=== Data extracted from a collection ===
········

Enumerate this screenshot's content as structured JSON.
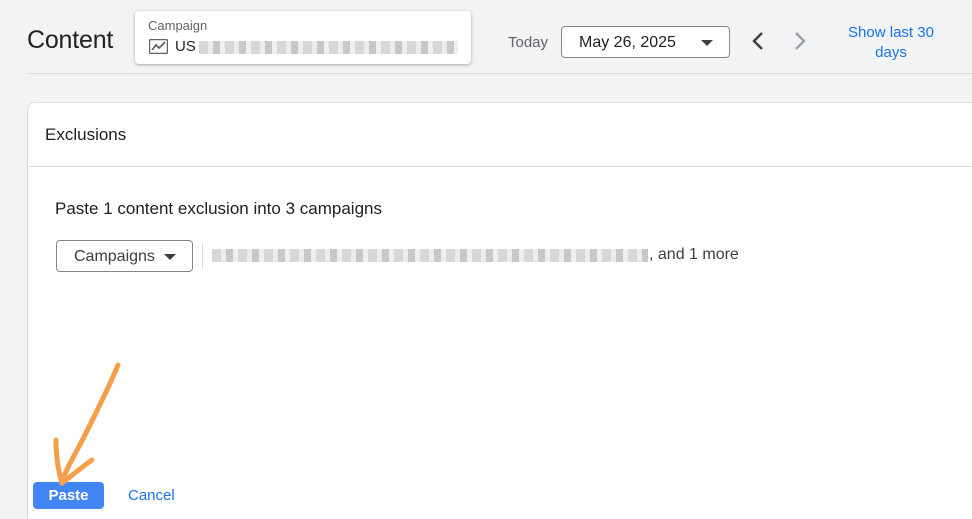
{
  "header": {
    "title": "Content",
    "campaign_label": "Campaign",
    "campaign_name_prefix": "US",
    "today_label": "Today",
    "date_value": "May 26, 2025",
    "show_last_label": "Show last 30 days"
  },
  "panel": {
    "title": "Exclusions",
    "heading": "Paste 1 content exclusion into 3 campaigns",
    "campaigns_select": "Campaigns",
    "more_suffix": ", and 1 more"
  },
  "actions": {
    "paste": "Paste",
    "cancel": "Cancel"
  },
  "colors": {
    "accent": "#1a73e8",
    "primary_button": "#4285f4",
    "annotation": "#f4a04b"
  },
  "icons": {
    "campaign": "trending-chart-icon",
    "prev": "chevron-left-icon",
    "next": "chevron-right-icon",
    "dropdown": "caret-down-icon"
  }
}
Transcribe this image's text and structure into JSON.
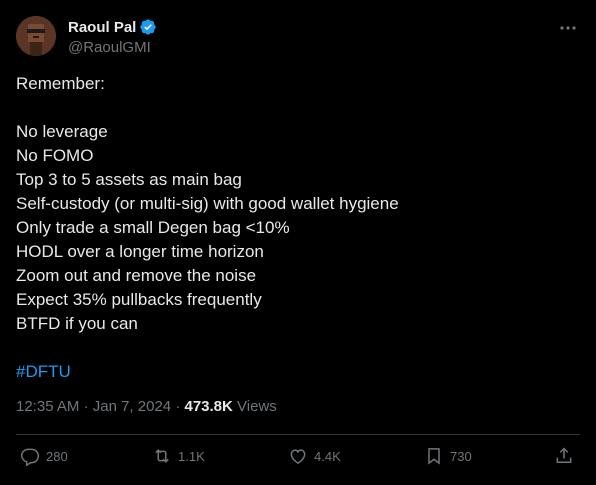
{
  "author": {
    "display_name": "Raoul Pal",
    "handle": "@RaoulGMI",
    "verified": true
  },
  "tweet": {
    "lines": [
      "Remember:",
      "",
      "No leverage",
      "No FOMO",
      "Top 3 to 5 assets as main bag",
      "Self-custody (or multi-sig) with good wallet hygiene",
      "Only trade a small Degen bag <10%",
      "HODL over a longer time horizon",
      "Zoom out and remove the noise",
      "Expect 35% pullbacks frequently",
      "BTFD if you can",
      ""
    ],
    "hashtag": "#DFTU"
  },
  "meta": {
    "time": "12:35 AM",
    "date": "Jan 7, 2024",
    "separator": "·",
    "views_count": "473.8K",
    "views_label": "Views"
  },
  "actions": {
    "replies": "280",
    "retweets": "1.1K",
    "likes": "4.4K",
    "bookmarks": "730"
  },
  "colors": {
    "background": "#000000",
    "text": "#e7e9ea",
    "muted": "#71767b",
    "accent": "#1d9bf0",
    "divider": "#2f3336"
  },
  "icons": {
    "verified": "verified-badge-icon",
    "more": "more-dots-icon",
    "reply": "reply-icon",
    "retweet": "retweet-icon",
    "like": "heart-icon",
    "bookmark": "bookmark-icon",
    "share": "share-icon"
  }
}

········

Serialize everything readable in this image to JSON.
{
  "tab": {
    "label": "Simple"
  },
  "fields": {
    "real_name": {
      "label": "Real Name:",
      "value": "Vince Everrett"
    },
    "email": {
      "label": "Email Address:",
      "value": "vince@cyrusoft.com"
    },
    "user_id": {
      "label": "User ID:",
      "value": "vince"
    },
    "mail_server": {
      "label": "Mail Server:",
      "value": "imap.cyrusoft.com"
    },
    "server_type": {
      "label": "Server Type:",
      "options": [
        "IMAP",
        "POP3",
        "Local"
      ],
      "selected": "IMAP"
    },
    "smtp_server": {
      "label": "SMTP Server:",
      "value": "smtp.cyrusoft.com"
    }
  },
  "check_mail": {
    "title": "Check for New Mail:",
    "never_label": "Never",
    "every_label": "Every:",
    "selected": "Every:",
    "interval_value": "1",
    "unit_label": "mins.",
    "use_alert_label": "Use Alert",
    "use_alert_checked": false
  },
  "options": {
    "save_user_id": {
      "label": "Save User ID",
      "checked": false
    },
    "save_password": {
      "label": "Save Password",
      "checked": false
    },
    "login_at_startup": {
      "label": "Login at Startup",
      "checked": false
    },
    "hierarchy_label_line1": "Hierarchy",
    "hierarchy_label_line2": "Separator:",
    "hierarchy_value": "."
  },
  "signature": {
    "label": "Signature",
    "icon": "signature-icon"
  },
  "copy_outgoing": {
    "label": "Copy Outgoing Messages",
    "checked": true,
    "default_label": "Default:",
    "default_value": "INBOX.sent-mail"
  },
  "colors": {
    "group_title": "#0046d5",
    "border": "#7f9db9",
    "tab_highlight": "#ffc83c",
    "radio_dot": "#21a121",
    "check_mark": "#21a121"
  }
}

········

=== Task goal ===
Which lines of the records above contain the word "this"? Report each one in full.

=== Written solution ===
Enumerate this screenshot's content as structured JSON.
Transcribe this image's text and structure into JSON.
Serialize everything readable in this image to JSON.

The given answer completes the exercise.